The device is only one-half inch thick, weighs only 1.5 pounds and features a 9.7-inch IPS display, according to Engadget, which is live-blogging the event and has provided several excellent pictures of Jobs, the iPad and demos here.
The iPad's battery life is 10 hours, and the device is available with flash storage capacity of 16GB, 32GB and 64GB. The device supports Wi-Fi 802.11n and Bluetooth 2.1 + EDR. There is also an accelerometer, compass, speaker, microphone and 30-pin connector.
Powered by Apple's 1GHz A4 chip, the iPad boasts full capacitive multitouch, essentially bringing the fine user experience of Apple's smash-hit iPhone to a larger device.
"It's the best Web experience you've ever had," Jobs told the audience at the Yerba Buena Gardens event center in San Francisco.
Jobs showed crisp high-definition movies and music videos, YouTube clips, smooth Web browsing with Google Maps and Google Street View, and efficient e-mail and calendar access.
Apple is launching 12 new applications designed especially for the iPad that work in portrait and landscape views, automatically alternating between views as the user rotates the iPad.
Specifically, Jobs introduced a version of iWork for iPad, a productivity suite designed to be accessed via multitouch. Apple's Pages document application, Keynote presentation application and Numbers spreadsheet application will be sold separately through the App Store for $9.99 each.
Access to iTunes is built right into the device software; the iPad syncs with iTunes via a standard Apple 30-pin cable.
Jobs indicated that reading e-books would be a joy to do on the iPad. The iBooks for iPad application includes Apple's new iBookstore. This could be the alleged Kindle killer, boasting books from major and independent publishers.
Most of the 140,000 iPhone applications in Apple's App Store will run on the iPad and users will be able to download most of their iPhone applications to the iPad when they purchase it. Apple's App Store comes on every iPad and Apple released an iPad SDK (software development kit) Jan. 27.
While analysts have believed the iPad would cost $600 to $1,000, Apple said the 16GB Wi-Fi-only model starts at $499. Users can pay $599 for the 32GB Wi-Fi only model or $699 for a 64GB Wi-Fi model. These will ship in March from the Apple Store and retailers.

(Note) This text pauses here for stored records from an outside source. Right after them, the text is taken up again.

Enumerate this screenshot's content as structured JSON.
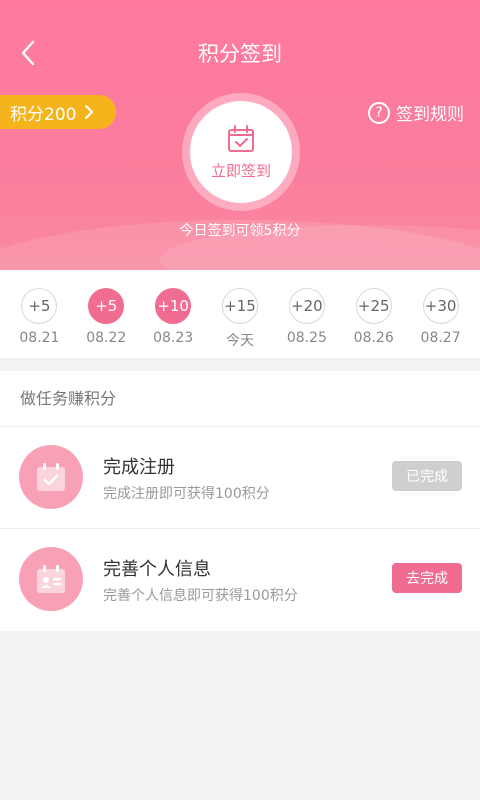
{
  "header": {
    "title": "积分签到",
    "points_label": "积分200",
    "rules_label": "签到规则",
    "sign_button_label": "立即签到",
    "sign_tip": "今日签到可领5积分"
  },
  "days": [
    {
      "points": "+5",
      "date": "08.21",
      "done": false
    },
    {
      "points": "+5",
      "date": "08.22",
      "done": true
    },
    {
      "points": "+10",
      "date": "08.23",
      "done": true
    },
    {
      "points": "+15",
      "date": "今天",
      "done": false
    },
    {
      "points": "+20",
      "date": "08.25",
      "done": false
    },
    {
      "points": "+25",
      "date": "08.26",
      "done": false
    },
    {
      "points": "+30",
      "date": "08.27",
      "done": false
    }
  ],
  "tasks": {
    "heading": "做任务赚积分",
    "items": [
      {
        "title": "完成注册",
        "desc": "完成注册即可获得100积分",
        "button": "已完成",
        "status": "complete"
      },
      {
        "title": "完善个人信息",
        "desc": "完善个人信息即可获得100积分",
        "button": "去完成",
        "status": "pending"
      }
    ]
  },
  "colors": {
    "accent": "#f06c90",
    "header_bg": "#fb7c9d",
    "points_pill": "#f5b41c",
    "task_icon_bg": "#f7a0b6",
    "disabled_button": "#cfcfcf"
  },
  "icons": {
    "back": "chevron-left-icon",
    "points_arrow": "chevron-right-icon",
    "rules": "question-circle-icon",
    "sign": "calendar-check-icon",
    "task_register": "calendar-check-icon",
    "task_profile": "id-card-icon"
  }
}
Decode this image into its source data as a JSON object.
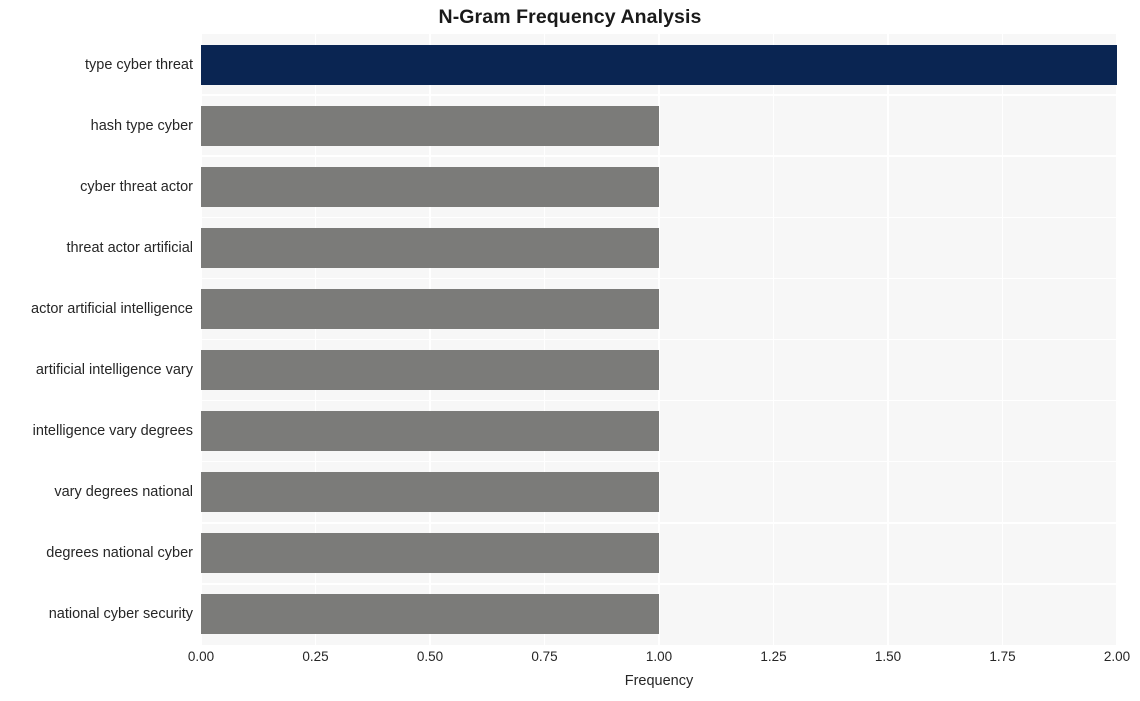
{
  "chart_data": {
    "type": "bar",
    "orientation": "horizontal",
    "title": "N-Gram Frequency Analysis",
    "xlabel": "Frequency",
    "ylabel": "",
    "categories": [
      "type cyber threat",
      "hash type cyber",
      "cyber threat actor",
      "threat actor artificial",
      "actor artificial intelligence",
      "artificial intelligence vary",
      "intelligence vary degrees",
      "vary degrees national",
      "degrees national cyber",
      "national cyber security"
    ],
    "values": [
      2,
      1,
      1,
      1,
      1,
      1,
      1,
      1,
      1,
      1
    ],
    "bar_colors": [
      "#0a2552",
      "#7b7b79",
      "#7b7b79",
      "#7b7b79",
      "#7b7b79",
      "#7b7b79",
      "#7b7b79",
      "#7b7b79",
      "#7b7b79",
      "#7b7b79"
    ],
    "xlim": [
      0,
      2
    ],
    "xticks": [
      0,
      0.25,
      0.5,
      0.75,
      1,
      1.25,
      1.5,
      1.75,
      2
    ],
    "xtick_labels": [
      "0.00",
      "0.25",
      "0.50",
      "0.75",
      "1.00",
      "1.25",
      "1.50",
      "1.75",
      "2.00"
    ],
    "grid": true,
    "grid_color": "#ffffff",
    "plot_background": "#f7f7f7",
    "figure_background": "#ffffff",
    "legend": null
  }
}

Consumers who opt to buy an iPad with Wi-Fi and 3G, handling up to 7.2M bps on HSDPA (High-Speed Downlink Packet Access) networks, will pay $629 for a 16GB model, $729 for 32GB and $829 for 64GB. These will be available in April with prepaid data plans from AT&T.
The iPad is already drawing rave reviews from those who have a stake in the iPhone application ecosystem.
Quinton Alsbury, president and co-founder of Mellmo, maker of the Roambi iPhone application publishing tool for business, told eWEEK in an e-mail:
""It's half phone, half laptop and all game changer-and I'm not just talking about changing the way we read books and watch movies on the go.""
Alsbury said he believes the device will alter how mobile workers do business. He noted that Roambi was designed to be interactive on a touch-screen device, taking advantage of Apple's graphics utilities. He said his team will optimize Roambi to take advantage of the greater screen real estate the iPad has to offer.